This test identifies specific pathogens and other microbes in your gut that might be making you feel unwell, measures your bacterial diversity and other useful metrics about your microbiome. This is detected by DNA sequencing. To do this, uBiome uses next generation high-throughput DNA sequencing technology.
This test reveals the microorganisms associated with several common gut symptoms, including:
- Abdominal pain/tenderness
- Crohn’s disease/Ulcerative Colitis
Irritable bowel syndrome (IBS)
With the SmartGut test, you and your doctor can gain valuable insights to better understand what’s going on inside your gut and then take steps to feel better and get healthier.
Use Garma15 to get your 15% discount at checkout:
The Explorer Tests

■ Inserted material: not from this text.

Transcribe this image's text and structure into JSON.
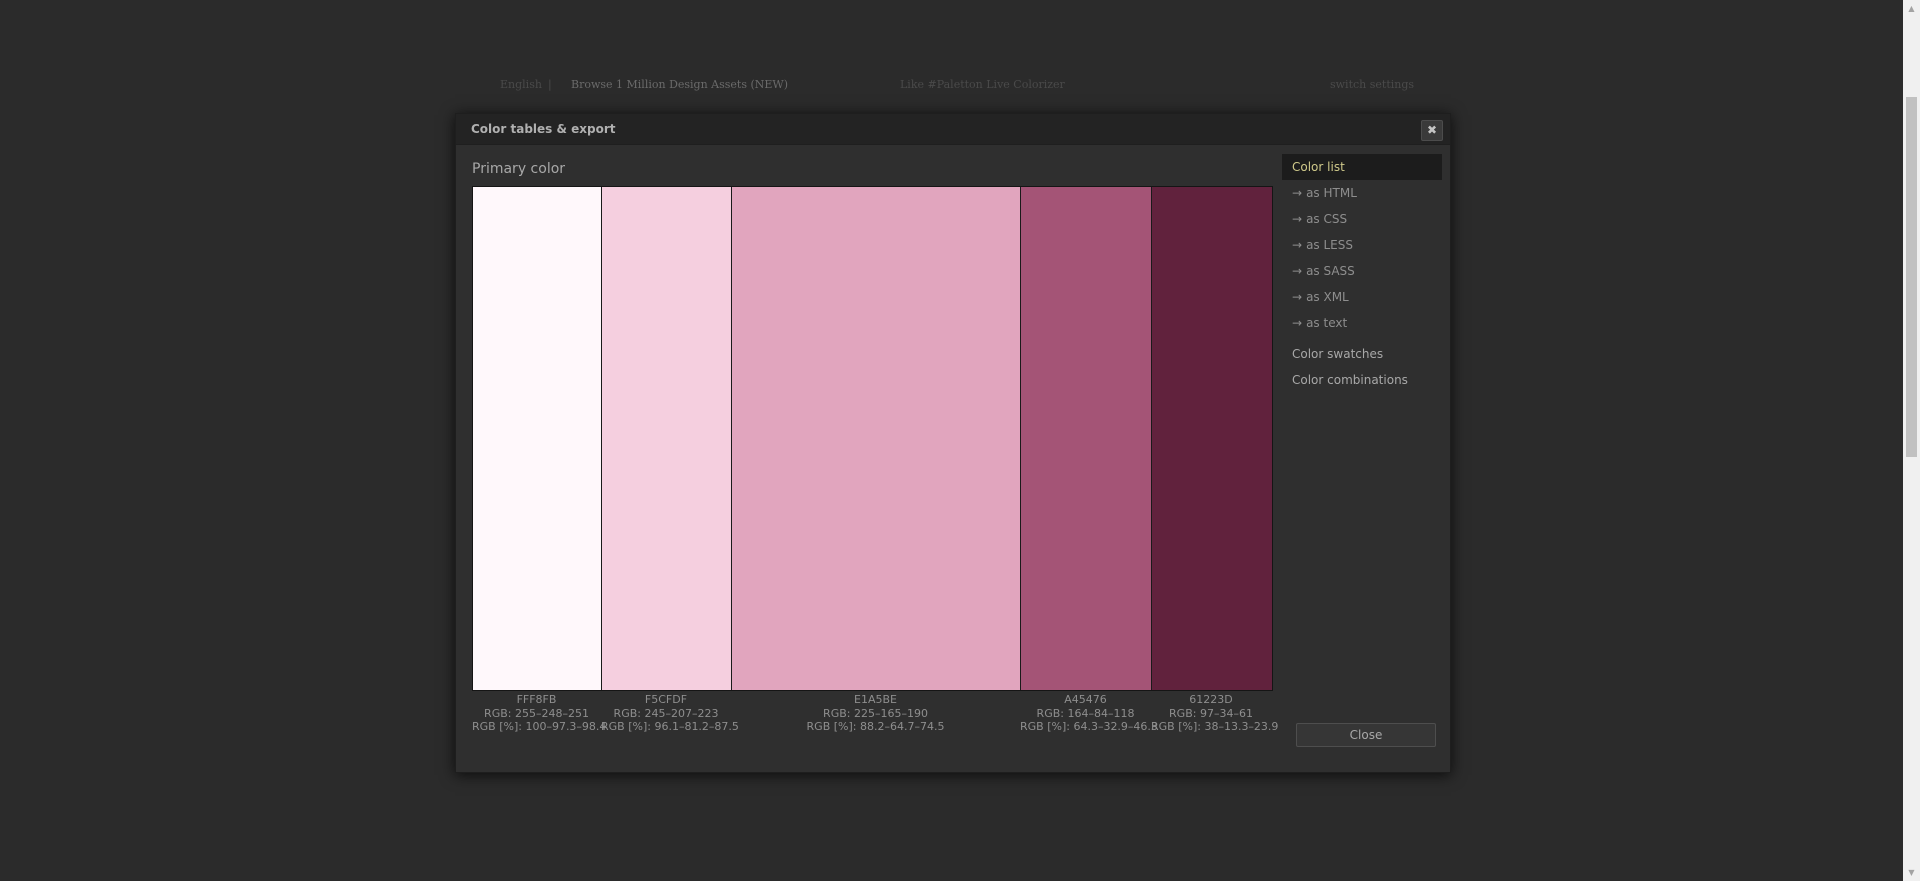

uBiome Explorer kits are not for diagnostic purposes. Information provided by these Explorer Kits are not intended to diagnose, treat, cure or prevent any disease. If you want to address a symptom or learn more about health issues, check out the clinical SmartGut™ test described above.
Nonetheless, you get a lot of information with any of the three Explorer Kits:
- Gut Explorer tests your gut and is the best kit for curious beginners. From just your gut sample, you get a comprehensive breakdown of your microbiome, how it’s functioning, and how it compares to others.
Time Lapse Explorer provides test results you can compare three times: before, during and after a diet or lifestyle change.
Five Site Explorer samples all five sites: your gut, mouth, nose, genitals, and skin.
An overlooked indicator of and influence on many aspects of your health is the make-up of the microbiota that make up your microbiome.
You actually have more cells in you that aren’t you than those that are you. (You might want to read that last sentence again.) The reason for this is that your microbiome is built with about ten times more bacterial cells — an estimated 100 trillion — than the human cells that make up your body. Given that, it’s very important to understand the nature of your symbiotic relationship with these buggies.
Here’s what to do:
- Get tested — click one of those discount links up there and learn more about the tests and how to order one or more of them.
- Feed the critters that support your health — review the list of foods and supplements suggested above.
- Learn more about your microbiome — here’s a bunch of articles I’ve written on the subject.
I need to take my own advice. I received my test kit months ago and still have yet to use it to get a sample to uBiome. When I do, I’ll report the findings to you.